Although not a character-driven novel, Zoo City is still a wonderful read and the plot is entertaining, and although somewhat old, (Investigator Investigating something that they don’t want to investigate), the way in which it’s presented makes it entertaining, and there’s plenty of pop culture references throughout the pages of Zoo City, with a reference to Johnny Cash’s cover of Nine Inch Nails’ Hurt being one of them. However, whilst that felt out of place in James Lovegrove’s Age of Odin, where there was a pop culture reference every five pages or so, it certainly doesn’t feel out of place here, in a novel that is my first taste of South African-created literature.
Beukes has done a lot of research in Zoo City, she even mentions it at the beginning of the novel, and it really pays off when you read it as there’s not a single thing that seems extraordinary or out of place. Described as “very, *very* good” by William Gibson, you can certainly see why. I haven’t seen somebody dislike this novel yet, and considering it’s been out since 2010, that’s a very positive thing indeed. Mind you, I haven’t browsed the Goodreads reviews for this yet, so that could change…

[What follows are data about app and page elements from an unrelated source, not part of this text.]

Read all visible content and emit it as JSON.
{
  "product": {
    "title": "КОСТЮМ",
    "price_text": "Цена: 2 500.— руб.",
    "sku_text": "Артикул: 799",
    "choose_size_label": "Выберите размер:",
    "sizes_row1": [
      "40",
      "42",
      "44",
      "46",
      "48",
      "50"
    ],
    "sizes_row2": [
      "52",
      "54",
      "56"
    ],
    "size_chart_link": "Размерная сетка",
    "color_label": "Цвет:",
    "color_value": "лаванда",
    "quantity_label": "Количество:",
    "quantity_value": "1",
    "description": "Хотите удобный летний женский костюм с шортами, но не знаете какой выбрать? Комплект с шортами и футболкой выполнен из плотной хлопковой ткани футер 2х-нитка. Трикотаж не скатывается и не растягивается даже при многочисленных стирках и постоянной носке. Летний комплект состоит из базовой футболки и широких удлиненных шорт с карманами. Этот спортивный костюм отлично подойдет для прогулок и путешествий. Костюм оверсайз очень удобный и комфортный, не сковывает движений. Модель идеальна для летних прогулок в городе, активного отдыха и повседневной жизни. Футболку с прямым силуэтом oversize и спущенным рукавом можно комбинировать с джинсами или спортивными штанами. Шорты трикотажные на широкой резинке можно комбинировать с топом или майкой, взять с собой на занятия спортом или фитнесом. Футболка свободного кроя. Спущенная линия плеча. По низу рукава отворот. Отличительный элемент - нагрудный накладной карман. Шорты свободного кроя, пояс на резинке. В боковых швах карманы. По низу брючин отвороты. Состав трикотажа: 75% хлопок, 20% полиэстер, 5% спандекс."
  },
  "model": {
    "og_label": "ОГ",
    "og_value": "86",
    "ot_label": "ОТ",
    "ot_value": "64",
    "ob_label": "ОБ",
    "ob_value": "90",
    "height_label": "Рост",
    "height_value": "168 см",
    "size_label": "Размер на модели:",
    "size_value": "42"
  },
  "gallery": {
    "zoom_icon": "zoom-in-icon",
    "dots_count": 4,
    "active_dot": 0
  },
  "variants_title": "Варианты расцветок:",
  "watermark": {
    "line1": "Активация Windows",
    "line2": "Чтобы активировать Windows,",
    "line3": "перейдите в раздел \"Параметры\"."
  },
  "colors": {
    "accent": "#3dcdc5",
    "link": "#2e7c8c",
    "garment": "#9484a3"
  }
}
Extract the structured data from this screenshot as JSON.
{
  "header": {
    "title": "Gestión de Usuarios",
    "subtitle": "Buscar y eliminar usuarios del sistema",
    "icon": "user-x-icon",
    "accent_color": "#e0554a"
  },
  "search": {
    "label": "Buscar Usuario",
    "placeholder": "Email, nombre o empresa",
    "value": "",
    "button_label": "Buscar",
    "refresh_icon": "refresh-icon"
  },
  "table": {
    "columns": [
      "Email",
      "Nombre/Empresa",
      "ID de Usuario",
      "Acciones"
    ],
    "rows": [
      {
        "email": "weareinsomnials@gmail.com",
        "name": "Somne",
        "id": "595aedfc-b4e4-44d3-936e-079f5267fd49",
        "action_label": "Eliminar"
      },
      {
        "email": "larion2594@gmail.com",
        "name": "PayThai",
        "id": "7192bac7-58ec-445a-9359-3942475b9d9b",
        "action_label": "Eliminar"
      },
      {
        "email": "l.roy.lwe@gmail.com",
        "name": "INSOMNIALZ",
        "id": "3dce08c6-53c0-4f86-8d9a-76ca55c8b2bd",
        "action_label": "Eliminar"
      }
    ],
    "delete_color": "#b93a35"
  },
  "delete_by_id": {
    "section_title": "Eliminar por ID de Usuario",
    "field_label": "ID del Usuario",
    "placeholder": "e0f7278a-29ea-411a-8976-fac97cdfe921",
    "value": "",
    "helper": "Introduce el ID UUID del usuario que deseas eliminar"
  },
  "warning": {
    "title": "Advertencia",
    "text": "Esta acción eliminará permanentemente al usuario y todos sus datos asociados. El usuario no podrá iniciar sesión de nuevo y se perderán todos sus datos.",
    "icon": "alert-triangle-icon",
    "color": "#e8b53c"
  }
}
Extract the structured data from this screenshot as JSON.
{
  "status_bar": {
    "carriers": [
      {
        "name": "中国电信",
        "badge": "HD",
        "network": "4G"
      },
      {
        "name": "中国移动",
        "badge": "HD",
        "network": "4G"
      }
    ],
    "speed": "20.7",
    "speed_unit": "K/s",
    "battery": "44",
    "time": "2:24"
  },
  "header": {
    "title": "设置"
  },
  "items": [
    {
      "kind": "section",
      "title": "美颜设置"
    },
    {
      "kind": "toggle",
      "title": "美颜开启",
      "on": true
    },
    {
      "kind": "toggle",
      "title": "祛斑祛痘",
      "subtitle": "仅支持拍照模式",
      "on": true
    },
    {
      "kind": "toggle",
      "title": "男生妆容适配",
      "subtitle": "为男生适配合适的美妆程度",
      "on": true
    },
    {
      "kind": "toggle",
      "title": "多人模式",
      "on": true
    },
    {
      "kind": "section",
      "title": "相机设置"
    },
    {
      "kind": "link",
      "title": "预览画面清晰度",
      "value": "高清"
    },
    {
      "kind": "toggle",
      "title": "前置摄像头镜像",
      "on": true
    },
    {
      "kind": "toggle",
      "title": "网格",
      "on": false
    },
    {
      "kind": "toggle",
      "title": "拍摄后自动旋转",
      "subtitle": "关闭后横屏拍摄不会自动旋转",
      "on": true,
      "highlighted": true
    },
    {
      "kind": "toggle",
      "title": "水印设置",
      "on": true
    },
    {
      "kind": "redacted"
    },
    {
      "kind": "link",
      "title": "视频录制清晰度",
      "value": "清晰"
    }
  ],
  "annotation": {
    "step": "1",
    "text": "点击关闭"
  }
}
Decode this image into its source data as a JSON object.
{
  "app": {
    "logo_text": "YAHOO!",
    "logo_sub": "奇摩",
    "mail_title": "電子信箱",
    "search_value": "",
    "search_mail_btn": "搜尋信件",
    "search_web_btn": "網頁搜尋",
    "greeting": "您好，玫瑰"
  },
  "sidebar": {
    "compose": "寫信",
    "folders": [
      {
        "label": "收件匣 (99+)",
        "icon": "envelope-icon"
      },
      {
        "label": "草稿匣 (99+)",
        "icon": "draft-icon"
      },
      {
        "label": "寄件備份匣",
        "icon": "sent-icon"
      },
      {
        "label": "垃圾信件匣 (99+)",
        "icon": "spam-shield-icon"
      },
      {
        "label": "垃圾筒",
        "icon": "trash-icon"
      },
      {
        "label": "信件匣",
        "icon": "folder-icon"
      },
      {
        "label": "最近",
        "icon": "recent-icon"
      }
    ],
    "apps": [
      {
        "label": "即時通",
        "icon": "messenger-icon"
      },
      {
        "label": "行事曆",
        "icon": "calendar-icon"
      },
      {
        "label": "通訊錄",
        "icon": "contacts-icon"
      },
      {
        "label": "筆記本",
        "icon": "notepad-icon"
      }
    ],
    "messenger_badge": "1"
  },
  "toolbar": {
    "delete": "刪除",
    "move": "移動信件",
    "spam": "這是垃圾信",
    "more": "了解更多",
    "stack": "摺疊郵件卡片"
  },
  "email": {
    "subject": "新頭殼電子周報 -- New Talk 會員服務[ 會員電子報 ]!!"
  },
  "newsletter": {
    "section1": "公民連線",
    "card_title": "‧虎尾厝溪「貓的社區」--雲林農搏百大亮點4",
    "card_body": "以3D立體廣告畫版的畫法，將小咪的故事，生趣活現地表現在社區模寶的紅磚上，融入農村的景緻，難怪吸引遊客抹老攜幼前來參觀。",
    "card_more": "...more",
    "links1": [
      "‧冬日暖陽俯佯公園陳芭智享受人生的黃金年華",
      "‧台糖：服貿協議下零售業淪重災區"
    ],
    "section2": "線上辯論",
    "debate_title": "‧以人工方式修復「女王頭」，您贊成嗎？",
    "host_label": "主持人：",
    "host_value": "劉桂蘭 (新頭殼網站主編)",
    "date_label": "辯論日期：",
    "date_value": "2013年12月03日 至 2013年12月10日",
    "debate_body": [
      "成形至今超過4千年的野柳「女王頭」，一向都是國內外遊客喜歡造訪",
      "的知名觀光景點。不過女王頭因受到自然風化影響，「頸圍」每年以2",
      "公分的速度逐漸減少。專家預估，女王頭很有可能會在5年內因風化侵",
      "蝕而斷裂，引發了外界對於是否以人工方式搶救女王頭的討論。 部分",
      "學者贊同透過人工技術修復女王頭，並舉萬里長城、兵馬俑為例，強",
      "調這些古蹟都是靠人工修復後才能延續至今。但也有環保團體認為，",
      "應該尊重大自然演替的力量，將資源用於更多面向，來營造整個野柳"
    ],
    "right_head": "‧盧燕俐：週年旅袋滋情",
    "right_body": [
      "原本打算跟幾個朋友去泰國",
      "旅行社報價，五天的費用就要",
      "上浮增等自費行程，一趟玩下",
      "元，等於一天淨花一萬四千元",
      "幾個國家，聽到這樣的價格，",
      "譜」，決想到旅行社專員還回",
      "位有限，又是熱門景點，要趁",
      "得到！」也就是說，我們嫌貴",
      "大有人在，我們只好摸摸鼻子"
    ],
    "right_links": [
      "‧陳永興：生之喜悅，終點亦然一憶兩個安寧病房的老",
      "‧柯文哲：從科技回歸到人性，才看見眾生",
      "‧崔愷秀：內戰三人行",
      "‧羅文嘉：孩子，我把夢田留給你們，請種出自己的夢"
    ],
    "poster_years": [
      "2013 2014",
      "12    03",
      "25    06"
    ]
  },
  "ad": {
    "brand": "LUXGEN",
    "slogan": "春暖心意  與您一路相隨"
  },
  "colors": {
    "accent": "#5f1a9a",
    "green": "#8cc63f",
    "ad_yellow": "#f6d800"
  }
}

The world building in Zoo City is fantastic, coming across as a fantasy version of cyberpunk that takes the reader into an entertaining world, and manages to keep them there. This is one book that you won’t want to miss out on, as it is fantastic stuff. Despite its cyberpunk/urban fantasy esque setting, Zoo City also reads like a noir crime novel, and it manages to bundle three different genres into one, enthralling tale. I’m going to struggle to pick a winner for this year’s “Best fantasy novel read in 2012 but not released in 2012” category, if there is one, because there is a whole host of fantastic choices, although Zoo City is quite firmly one of the best that I’ve read so far, alongside novels such as Anno Dracula by Kim Newman and The Reapers are the Angels by Alden Bell.